Q: During the summer we like to play outdoors and have picnics. But last summer my son had a serious allergic reaction to a bee sting. He got swollen and itchy, started having problems breathing and needed to be treated in the emergency room. How can we avoid another dangerous insect sting?
Lawrence St. Louis
A: Lawrence, it’s wonderful to enjoy being with your family outdoors. But it’s good to do everything you can to prevent your son from getting another insect sting. Allergies to insect stings are fairly common, affecting approximately 1 to 3 percent of people. After a serious allergic reaction like your son had (also known as “anaphylaxis”), there’s about a 50 percent chance of having another serious reaction to a sting.

There are a few steps to take to try to prevent future problems with insect stings:

1. Ask your child’s doctor for a referral to an allergy specialist.
An allergist can review your son’s history and do allergy testing to determine whether he’s allergic to the honeybee, yellow jacket, hornet or wasp. The allergist might also recommend allergy shots, which can significantly reduce the risk of future allergic reactions to stings.

2. Be prepared for an emergency.
Always keep handy emergency medication to give your son in case of an insect sting: injectable epinephrine or adrenaline (such as the EpiPen autoinjector). Be sure your family, your son’s childcare provider and his teacher have the medications on-hand and know how to use them. Consider having your son wear a Medic Alert bracelet indicating his allergy to insect stings.

3. Take precautions outdoors to prevent contact with stinging insects:
  • Don’t rely on insect repellents, which don’t protect against stinging insects.

  • Keep food covered at picnics. Don’t picnic near open garbage cans, which attract insects.

  • Don’t drink sweet beverages from an open can, since insects can get inside and sting you while you’re drinking.

  • Wear long-sleeve shirts and pants, if possible. White clothes are less likely to attract insects than brightly coloured and floral-printed fabrics.

  • Don’t use sweet-smelling perfume, deodorant or hair products, which can attract insects.

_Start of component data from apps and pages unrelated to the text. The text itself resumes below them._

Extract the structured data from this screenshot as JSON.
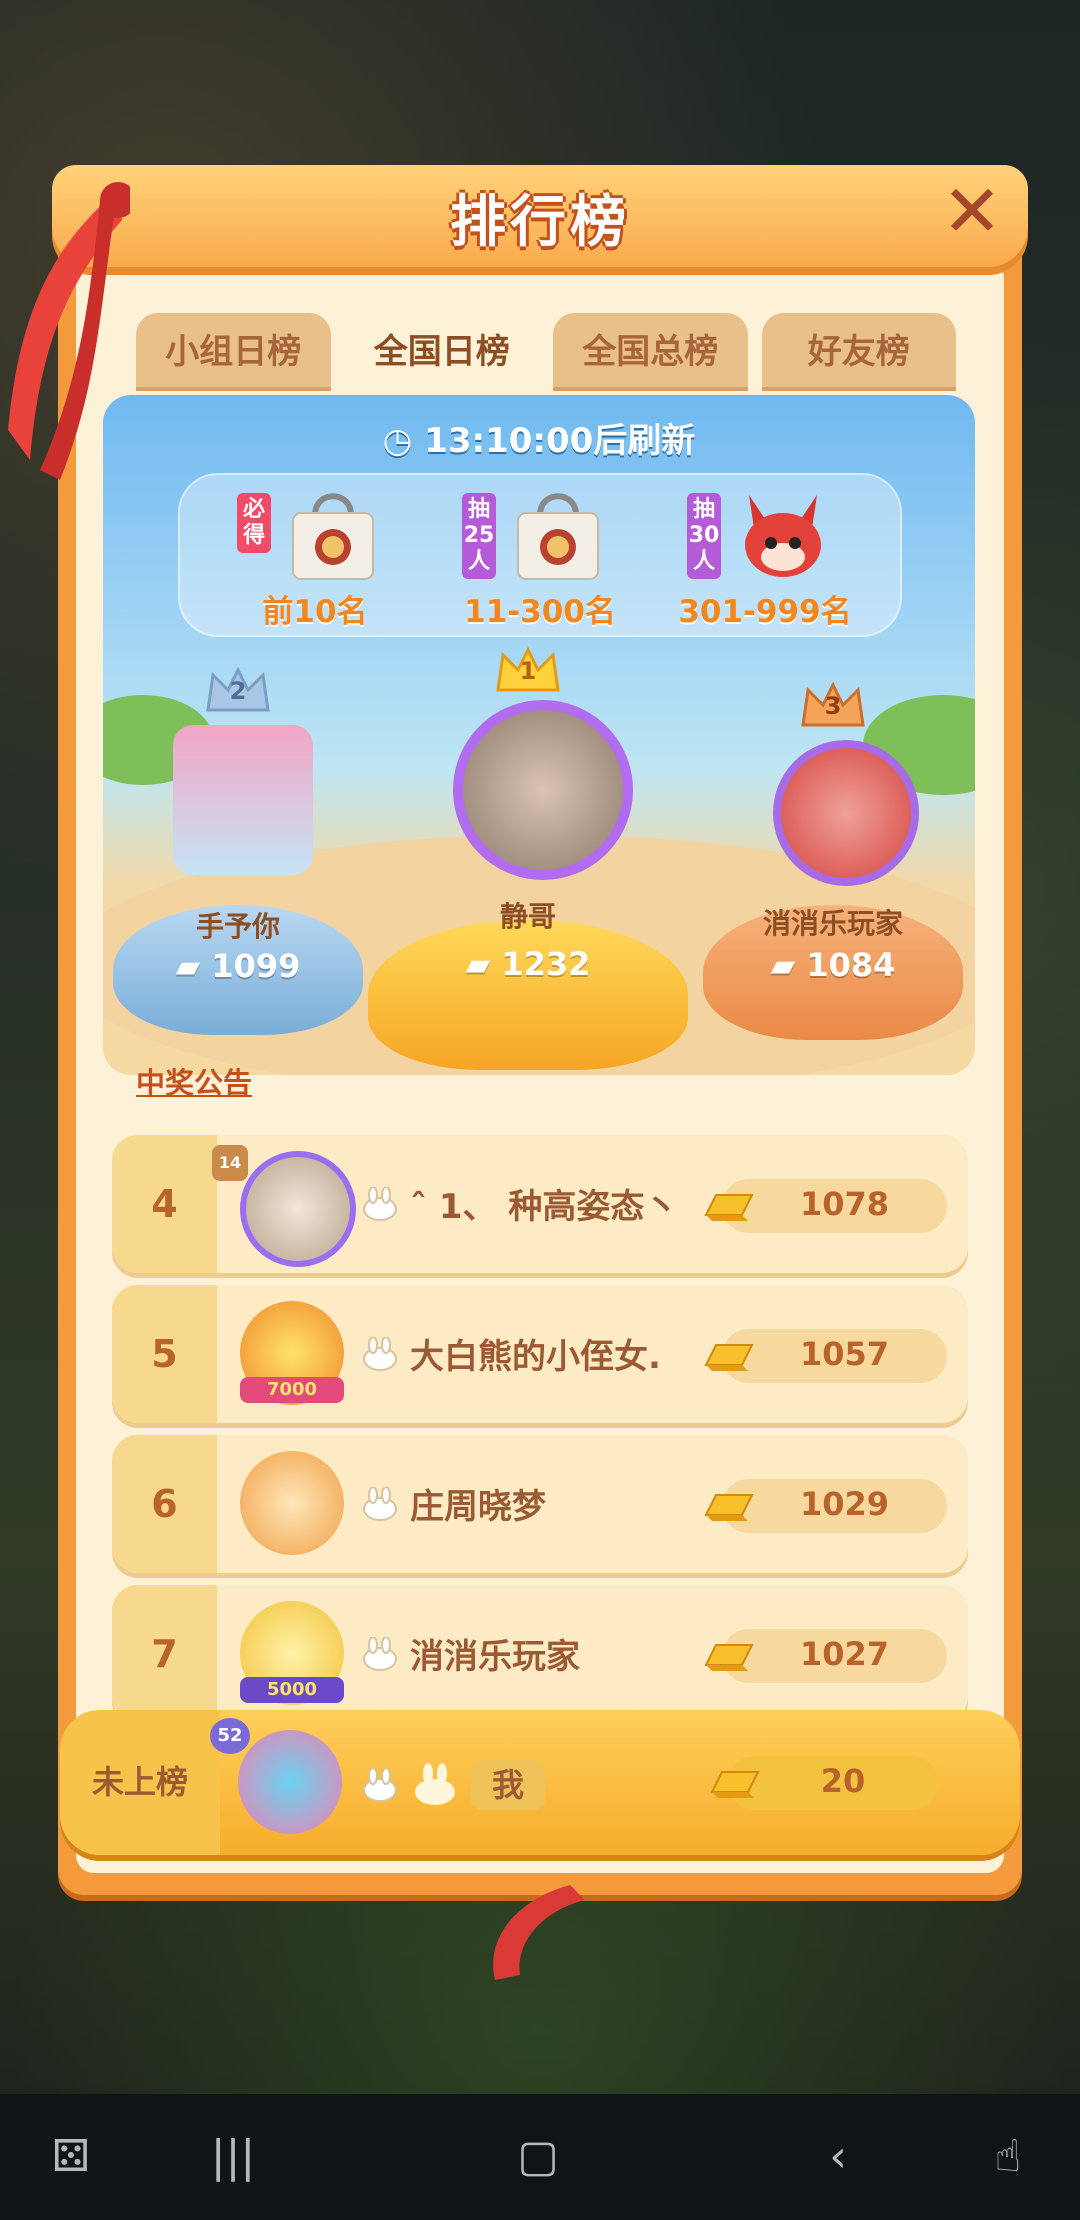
{
  "header": {
    "title": "排行榜"
  },
  "tabs": [
    {
      "label": "小组日榜",
      "active": false
    },
    {
      "label": "全国日榜",
      "active": true
    },
    {
      "label": "全国总榜",
      "active": false
    },
    {
      "label": "好友榜",
      "active": false
    }
  ],
  "refresh": {
    "time": "13:10:00",
    "suffix": "后刷新"
  },
  "rewards": [
    {
      "tag": "必得",
      "label": "前10名"
    },
    {
      "tag": "抽25人",
      "label": "11-300名"
    },
    {
      "tag": "抽30人",
      "label": "301-999名"
    }
  ],
  "podium": {
    "first": {
      "rank": "1",
      "name": "静哥",
      "score": "1232"
    },
    "second": {
      "rank": "2",
      "name": "手予你",
      "score": "1099"
    },
    "third": {
      "rank": "3",
      "name": "消消乐玩家",
      "score": "1084"
    }
  },
  "announce": "中奖公告",
  "rows": [
    {
      "rank": "4",
      "badge": "14",
      "name": "ˆ 1、 种高姿态丶",
      "score": "1078"
    },
    {
      "rank": "5",
      "badge": "7000",
      "name": "大白熊的小侄女.",
      "score": "1057"
    },
    {
      "rank": "6",
      "name": "庄周晓梦",
      "score": "1029"
    },
    {
      "rank": "7",
      "badge": "5000",
      "name": "消消乐玩家",
      "score": "1027"
    }
  ],
  "me": {
    "rank": "未上榜",
    "badge": "52",
    "name": "我",
    "score": "20"
  },
  "colors": {
    "accent": "#f39a3d",
    "gold": "#f6b431",
    "brown": "#9b5a34"
  }
}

  • Wear closed shoes when walking in the grass or at the beach. Don’t walk in sandals or bare feet since you can step on a stinging insect.

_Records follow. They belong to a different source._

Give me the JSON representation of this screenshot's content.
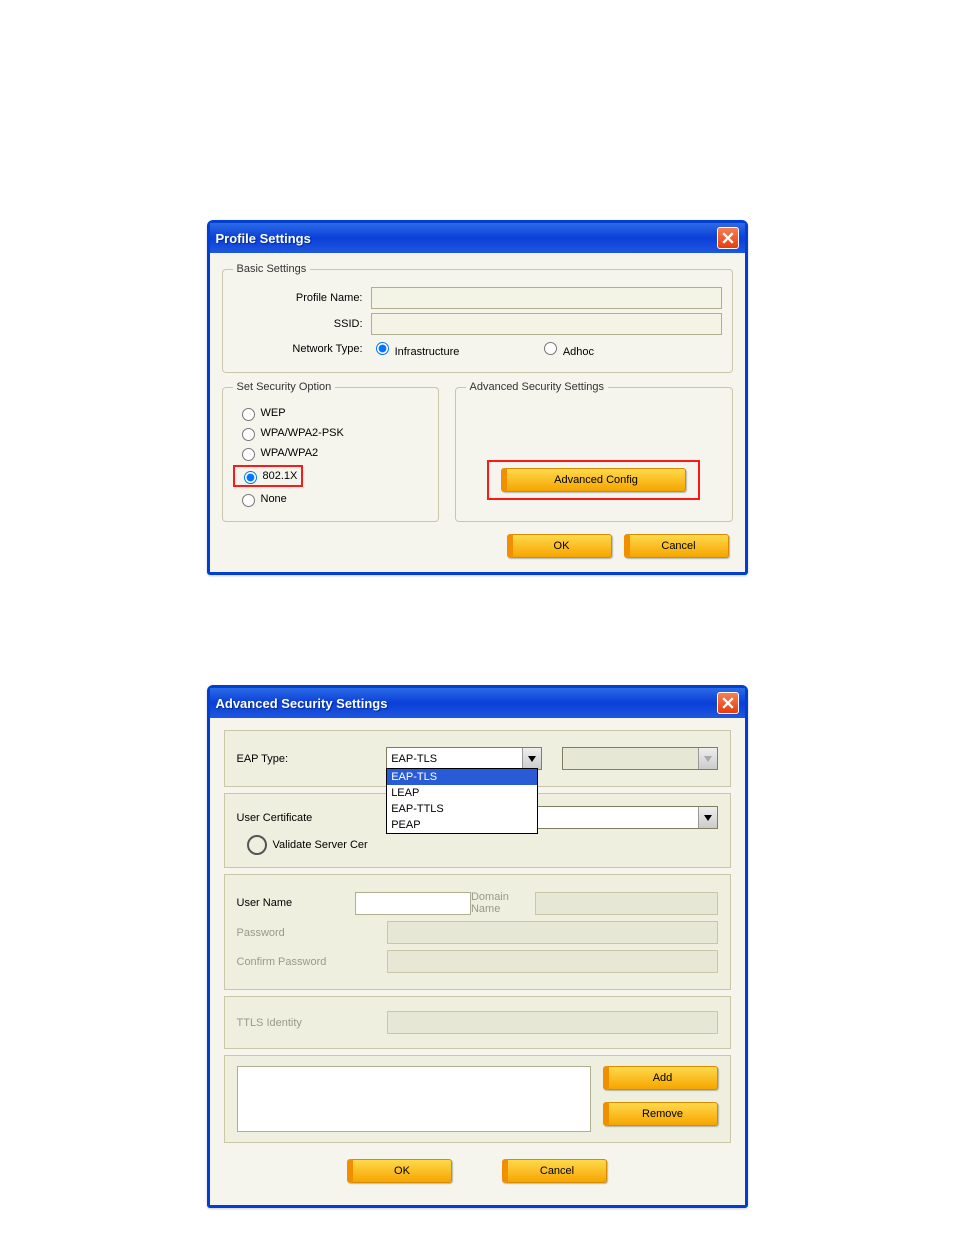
{
  "dialog1": {
    "title": "Profile Settings",
    "basic": {
      "legend": "Basic Settings",
      "profile_name_label": "Profile Name:",
      "profile_name_value": "",
      "ssid_label": "SSID:",
      "ssid_value": "",
      "network_type_label": "Network Type:",
      "radio_infra": "Infrastructure",
      "radio_adhoc": "Adhoc"
    },
    "security": {
      "legend": "Set Security Option",
      "opt_wep": "WEP",
      "opt_wpapsk": "WPA/WPA2-PSK",
      "opt_wpa": "WPA/WPA2",
      "opt_8021x": "802.1X",
      "opt_none": "None"
    },
    "advanced": {
      "legend": "Advanced Security Settings",
      "btn": "Advanced Config"
    },
    "ok": "OK",
    "cancel": "Cancel"
  },
  "dialog2": {
    "title": "Advanced Security Settings",
    "eap_type_label": "EAP Type:",
    "eap_type_value": "EAP-TLS",
    "eap_options": [
      "EAP-TLS",
      "LEAP",
      "EAP-TTLS",
      "PEAP"
    ],
    "user_cert_label": "User Certificate",
    "validate_label": "Validate Server Certificate",
    "validate_label_trunc": "Validate Server Cer",
    "user_name_label": "User Name",
    "domain_name_label": "Domain Name",
    "password_label": "Password",
    "confirm_password_label": "Confirm Password",
    "ttls_identity_label": "TTLS Identity",
    "add": "Add",
    "remove": "Remove",
    "ok": "OK",
    "cancel": "Cancel"
  }
}
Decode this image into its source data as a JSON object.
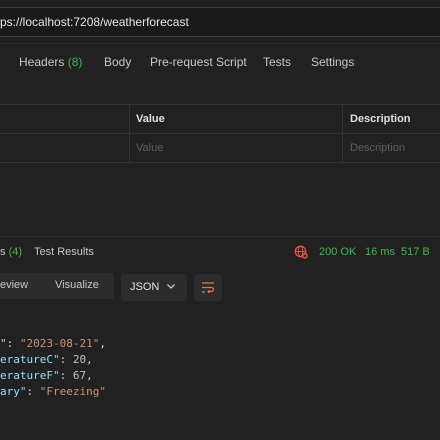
{
  "request": {
    "url": "ps://localhost:7208/weatherforecast"
  },
  "request_tabs": [
    {
      "label": "Headers",
      "count": "(8)"
    },
    {
      "label": "Body",
      "count": ""
    },
    {
      "label": "Pre-request Script",
      "count": ""
    },
    {
      "label": "Tests",
      "count": ""
    },
    {
      "label": "Settings",
      "count": ""
    }
  ],
  "params_table": {
    "headers": [
      "Value",
      "Description"
    ],
    "placeholders": [
      "Value",
      "Description"
    ]
  },
  "response": {
    "tabs": [
      {
        "label": "s",
        "count": "(4)"
      },
      {
        "label": "Test Results",
        "count": ""
      }
    ],
    "status": "200 OK",
    "time": "16 ms",
    "size": "517 B",
    "views": [
      "eview",
      "Visualize"
    ],
    "format": "JSON",
    "body_lines": [
      {
        "key": "\"",
        "value": "\"2023-08-21\"",
        "type": "str",
        "comma": ","
      },
      {
        "key": "eratureC\"",
        "value": "20",
        "type": "num",
        "comma": ","
      },
      {
        "key": "eratureF\"",
        "value": "67",
        "type": "num",
        "comma": ","
      },
      {
        "key": "ary\"",
        "value": "\"Freezing\"",
        "type": "str",
        "comma": ""
      }
    ]
  },
  "colors": {
    "background": "#212121",
    "success": "#3fb950",
    "json_key": "#9cdcfe",
    "json_string": "#ce9178",
    "json_number": "#b5cea8"
  }
}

  • Periodically inspect the outside of your house for insect nests. Spray nests with insecticide to kill the insects, then destroy the nests.
For more information about allergies to insect stings, visit the Asthma and Allergy Foundation of America, www.aafa.org.
Karen Sokal-Gutierrez M.D., M.P.H. Pediatrician